    Bookmark   February 15, 2013 at 6:27PM
Thank you for reporting this comment. Undo
haname(z9 AZ NE Phoenix)

Dusted off the camera today and took some pictures...

English Daisy:

Hardenbergia has opened her eyes.

Calendula plants have done well right through the cold.

I had a white cyclamen last year. I tried to save the tuber but it dried up too much. So I took it out and mixed the soil, then planted some freesia bulbs in there. Now there are tiny cyclamen seedlings in that pot and others around the place.

    Bookmark   February 18, 2013 at 12:12AM
Thank you for reporting this comment. Undo
grant_in_arizona(USDA Z9 Scottsdale AZ)

GREAT new pics, Haname! I love those baby cyclamen plants. So cute! The English daisy, hardenbergia and and calendula are great too. Calendulas are just SO GREAT for our winters aren't they? They just seem immune to anything our winter climate can give them. Of course, they fade in late spring, but they do a great job all winter long. Love them. Yours are great!

Just for fun, here's an ice plant/Mesemb blooming away lately. Each summer I think it's going to DIE as it enters a heat-induced dormancy and gets very floppy/wilted/loose in the soil, but if I leave it alone it perks up in autumn and blooms in winter/spring.
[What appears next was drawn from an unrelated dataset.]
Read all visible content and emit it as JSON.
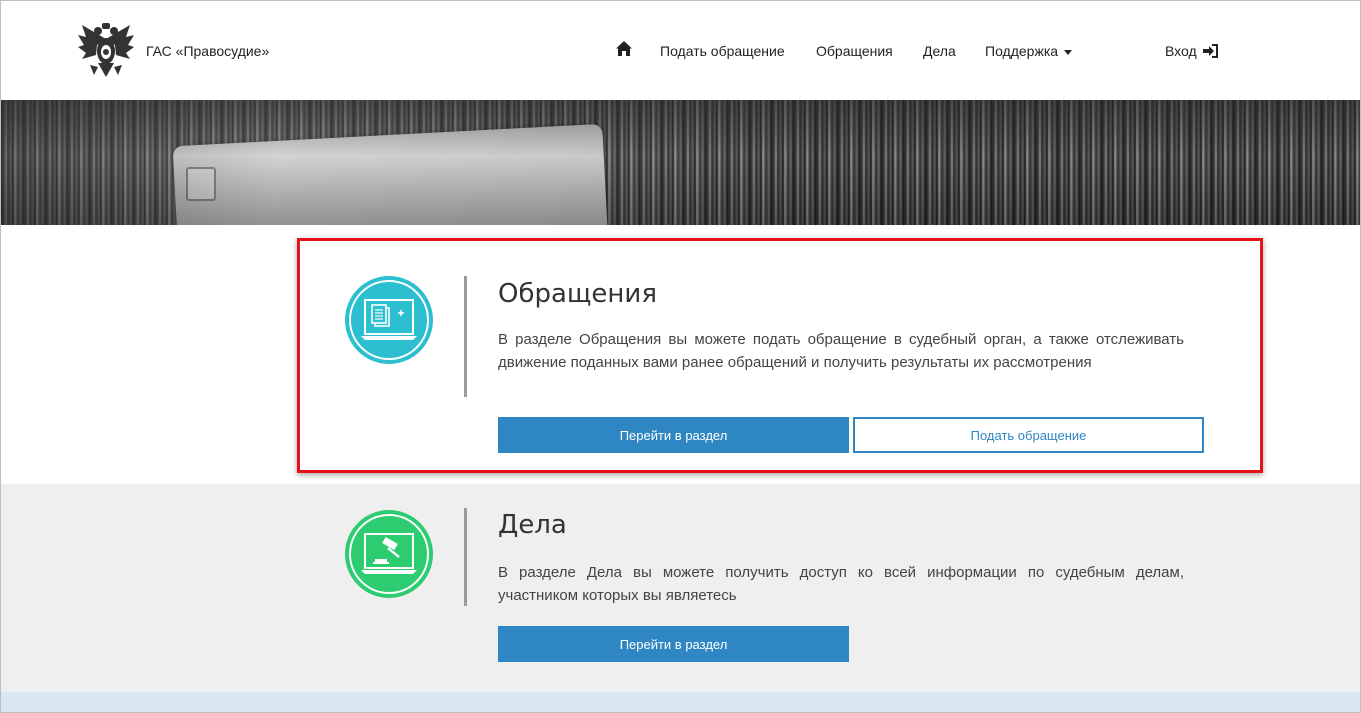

It's counter-intuitive, but it wants to NOT be watered in summer when it's in a heat-induced slumber. Wilson the tennis ball included to show size.

Here's a cute little Mammilaria bocasana blooming among some Aloe striata foliage on the east side of the house. Another cute little cactus that is immune to anything our climate gives it winter or summer. Just give it some shade in afternoons in summer. Easy and fun and it blooms a couple of times a year.

Happy gardening!

    Bookmark   February 19, 2013 at 5:17PM
Thank you for reporting this comment. Undo
grant_in_arizona(USDA Z9 Scottsdale AZ)

By the way, I ripped out that Opuntia robusta in the first pic and replaced it with a nice, durable Opuntia engelmannii, one of the native prickly pears, which I've grown before and always liked. Hopefully it will be bulletproof, plus it makes those Big Juicy Fruit!

Happy gardening all!

Here is a link that might be useful: What's blooming so far in my garden Feb 2013

    Bookmark   February 22, 2013 at 2:47PM
Thank you for reporting this comment. Undo

GermanStar, lovely yard! Do you know the name of the plant in the fourth picture? is it spanish dagger or something?

Grant, love your re-model!

I do love to see the "overall view" pictures, it helps to see where the close-ups actually fit into and work in the landscape!


    Bookmark   March 8, 2013 at 10:19PM
Sign Up to comment
More Discussions
Rubber plant
I would like to transplant my rubber plant from a pot...
Desert Botanical Garden Spring Sale
FYI, their Bi-Annual Plant Sale is this weekend... Link...
asudevil311 - zone 9b
Garden Club Plant Sale Sat. Mar. 14
http://www.gardenersofeastvalley.org/gardenersofeastvalley.org/plant_sale_15.html East...
Has anyone got rid of Bermuda Grass without chemicals
Has anyone got rid of Bermuda Grass without chemicals....
People viewed this after searching for:
© 2015 Houzz Inc. Houzz® The new way to design your home™